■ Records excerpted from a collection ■
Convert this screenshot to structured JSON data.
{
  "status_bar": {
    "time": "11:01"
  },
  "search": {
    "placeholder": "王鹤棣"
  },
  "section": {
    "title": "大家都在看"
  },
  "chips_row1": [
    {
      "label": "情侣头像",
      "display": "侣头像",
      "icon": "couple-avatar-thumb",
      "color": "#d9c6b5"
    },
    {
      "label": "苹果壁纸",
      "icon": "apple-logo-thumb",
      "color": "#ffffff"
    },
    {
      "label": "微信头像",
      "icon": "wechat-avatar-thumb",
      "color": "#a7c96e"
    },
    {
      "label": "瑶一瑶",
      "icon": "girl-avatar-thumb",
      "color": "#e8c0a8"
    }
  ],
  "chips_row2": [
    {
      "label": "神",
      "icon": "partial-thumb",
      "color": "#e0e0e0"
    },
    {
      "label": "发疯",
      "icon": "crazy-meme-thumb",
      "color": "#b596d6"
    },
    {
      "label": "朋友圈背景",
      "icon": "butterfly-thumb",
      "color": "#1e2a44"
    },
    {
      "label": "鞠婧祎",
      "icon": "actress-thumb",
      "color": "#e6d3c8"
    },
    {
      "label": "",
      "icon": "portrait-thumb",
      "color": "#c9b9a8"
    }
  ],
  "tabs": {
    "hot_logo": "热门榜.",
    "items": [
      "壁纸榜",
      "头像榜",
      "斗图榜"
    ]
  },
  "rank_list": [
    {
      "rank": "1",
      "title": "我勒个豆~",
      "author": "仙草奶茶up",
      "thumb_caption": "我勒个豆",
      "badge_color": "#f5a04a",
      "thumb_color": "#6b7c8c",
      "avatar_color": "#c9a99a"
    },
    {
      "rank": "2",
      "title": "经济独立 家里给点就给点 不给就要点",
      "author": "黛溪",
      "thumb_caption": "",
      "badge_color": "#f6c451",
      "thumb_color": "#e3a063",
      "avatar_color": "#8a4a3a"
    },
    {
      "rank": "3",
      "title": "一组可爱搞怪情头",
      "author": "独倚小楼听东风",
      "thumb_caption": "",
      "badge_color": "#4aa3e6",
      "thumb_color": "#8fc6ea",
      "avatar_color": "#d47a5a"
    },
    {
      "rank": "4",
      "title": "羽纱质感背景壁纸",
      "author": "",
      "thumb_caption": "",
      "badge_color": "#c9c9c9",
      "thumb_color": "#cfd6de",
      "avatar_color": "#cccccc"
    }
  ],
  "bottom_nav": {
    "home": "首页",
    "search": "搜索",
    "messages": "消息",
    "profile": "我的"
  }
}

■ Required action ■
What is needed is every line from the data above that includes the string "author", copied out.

■ Written reply ■
      "author": "仙草奶茶up",
      "author": "黛溪",
      "author": "独倚小楼听东风",
      "author": "",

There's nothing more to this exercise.